Area(s) of Focus

Michael Andreeff, MD, PhD

Paul and Mary Haas Chair in Genetics
Professor of Medicine
Chief, Section of Molecular Hematology and Therapy
Professor of Medicine, Department of Leukemia
Professor of Medicine, Department of Stem Cell Transplantation
University of Texas MD Anderson Cancer Center
Houston, Texas

Current Research

Recent discoveries in breast cancer research suggest that recurrence or relapse of breast cancer after treatment may be caused by breast cancer stem-like cells (BCSCs), also called breast cancer-initiating cells. While these cells make up a small fraction of the tumor, they are resistant to chemotherapy and capable of metastases (spreading of the tumor to another part of the body). Therefore, targeting BCSCs is an important strategy that could complement standard chemotherapy. Dr. Andreeff’s laboratory recently discovered that BCSCs have a high amount of a cell surface molecule called GD2. In the past year they showed that GD2 is regulated by a protein called NF-kappa B and that blocking NF-kappa B with chemical inhibitors reduced the amount of GD2 and slowed the growth of breast cancer cells. In the coming year they will test the combination of NF-kappa B-specific inhibitors with conventional chemotherapy drugs in breast tumors. Using this approach, they will target both BCSCs that have high amounts of GD2 as well as other tumor cells that do not. The researchers expect this will lead to a major reduction in tumor growth and metastases.

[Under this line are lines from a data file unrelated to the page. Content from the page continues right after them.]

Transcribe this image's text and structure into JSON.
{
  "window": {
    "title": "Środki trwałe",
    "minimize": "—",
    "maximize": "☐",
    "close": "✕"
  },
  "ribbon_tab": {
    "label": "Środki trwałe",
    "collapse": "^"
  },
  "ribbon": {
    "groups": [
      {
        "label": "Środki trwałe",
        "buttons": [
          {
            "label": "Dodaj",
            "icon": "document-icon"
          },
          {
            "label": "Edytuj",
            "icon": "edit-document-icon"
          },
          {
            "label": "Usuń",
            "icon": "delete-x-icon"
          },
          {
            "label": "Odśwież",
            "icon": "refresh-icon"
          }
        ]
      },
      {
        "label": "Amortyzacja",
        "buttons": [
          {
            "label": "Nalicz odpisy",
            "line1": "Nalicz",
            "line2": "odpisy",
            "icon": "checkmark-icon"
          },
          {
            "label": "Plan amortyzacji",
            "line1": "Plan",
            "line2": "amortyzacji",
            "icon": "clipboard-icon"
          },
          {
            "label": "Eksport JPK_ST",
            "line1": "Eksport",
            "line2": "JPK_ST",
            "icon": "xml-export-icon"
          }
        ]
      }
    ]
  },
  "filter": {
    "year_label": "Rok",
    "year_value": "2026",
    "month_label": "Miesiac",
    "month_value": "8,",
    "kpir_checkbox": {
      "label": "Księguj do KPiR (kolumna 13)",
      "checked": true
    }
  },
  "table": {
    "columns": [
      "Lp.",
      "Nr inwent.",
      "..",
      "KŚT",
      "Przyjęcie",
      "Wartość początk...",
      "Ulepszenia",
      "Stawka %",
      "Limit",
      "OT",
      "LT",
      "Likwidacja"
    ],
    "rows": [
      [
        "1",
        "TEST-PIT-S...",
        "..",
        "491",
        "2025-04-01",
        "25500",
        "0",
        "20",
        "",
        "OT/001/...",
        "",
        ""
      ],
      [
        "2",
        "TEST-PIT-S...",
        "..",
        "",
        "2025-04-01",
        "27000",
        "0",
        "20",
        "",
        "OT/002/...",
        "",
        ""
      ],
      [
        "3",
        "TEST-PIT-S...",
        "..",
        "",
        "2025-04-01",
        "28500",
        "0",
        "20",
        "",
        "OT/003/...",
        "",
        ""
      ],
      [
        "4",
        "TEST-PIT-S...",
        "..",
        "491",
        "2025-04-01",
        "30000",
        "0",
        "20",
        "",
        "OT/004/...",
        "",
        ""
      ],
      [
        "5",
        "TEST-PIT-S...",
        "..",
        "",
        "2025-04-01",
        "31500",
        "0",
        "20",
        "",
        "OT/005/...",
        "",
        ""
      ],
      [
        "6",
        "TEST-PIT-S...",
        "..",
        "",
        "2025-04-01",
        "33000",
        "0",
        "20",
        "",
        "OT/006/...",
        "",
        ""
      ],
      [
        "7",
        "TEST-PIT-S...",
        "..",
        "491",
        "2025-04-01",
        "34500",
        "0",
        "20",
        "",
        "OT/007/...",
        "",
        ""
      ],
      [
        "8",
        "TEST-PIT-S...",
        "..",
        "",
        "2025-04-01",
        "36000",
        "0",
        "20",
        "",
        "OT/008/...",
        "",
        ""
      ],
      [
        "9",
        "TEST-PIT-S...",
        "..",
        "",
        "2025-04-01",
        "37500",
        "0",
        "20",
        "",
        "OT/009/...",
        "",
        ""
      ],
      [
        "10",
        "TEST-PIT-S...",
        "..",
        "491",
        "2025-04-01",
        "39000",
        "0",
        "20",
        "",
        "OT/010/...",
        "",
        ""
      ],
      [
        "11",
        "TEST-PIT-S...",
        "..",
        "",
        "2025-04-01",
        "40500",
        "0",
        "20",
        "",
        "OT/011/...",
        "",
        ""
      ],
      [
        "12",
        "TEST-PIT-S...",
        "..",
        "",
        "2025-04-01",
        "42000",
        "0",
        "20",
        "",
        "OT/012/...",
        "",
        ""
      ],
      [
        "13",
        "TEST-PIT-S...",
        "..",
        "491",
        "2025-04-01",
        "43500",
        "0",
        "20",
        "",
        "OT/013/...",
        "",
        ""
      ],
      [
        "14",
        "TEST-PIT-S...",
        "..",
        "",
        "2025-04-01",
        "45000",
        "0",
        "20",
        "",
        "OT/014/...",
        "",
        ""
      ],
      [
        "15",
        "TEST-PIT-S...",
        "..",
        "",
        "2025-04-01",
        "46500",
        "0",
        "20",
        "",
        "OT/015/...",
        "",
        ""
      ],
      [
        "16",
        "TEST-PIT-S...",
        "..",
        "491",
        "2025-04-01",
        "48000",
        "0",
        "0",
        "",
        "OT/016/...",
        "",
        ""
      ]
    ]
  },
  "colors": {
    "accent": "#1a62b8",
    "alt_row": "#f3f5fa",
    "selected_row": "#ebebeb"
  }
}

Another important process in metastasis is what is called epithelial to mesenchymal transition (EMT). This refers to changes in cell shape and characteristics that make the cell more invasive and mobile. Dr. Andreeff’s group previously showed that this transformation of breast cancer cells generates breast cancer stem-like cells with high GD2 levels and promotes the multiplication of these cells. To prevent this, they will block EMT-controlling genes called TWIST, SNAIL, ZEB1, and TGF-β1. Collectively, these studies may lead to discovery of new targets to inhibit EMT and breast cancer metastasis and pave the way for the development of new therapeutic strategies in breast cancer.


Michael Andreeff received his MD and PhD from the University of Heidelberg, Germany, and additional training at Memorial Sloan Kettering Cancer Center. He has been a pioneer in flow cytometry since 1971, when he established the first flow cytometry laboratory at the University of Heidelberg and organized the first European flow cytometry conference. In 1977 he joined MSKCC, became head of the Leukemia Cell Biology and Hematopathology flow cytometry laboratory, and organized the first Clinical Cytometry Conference in 1986.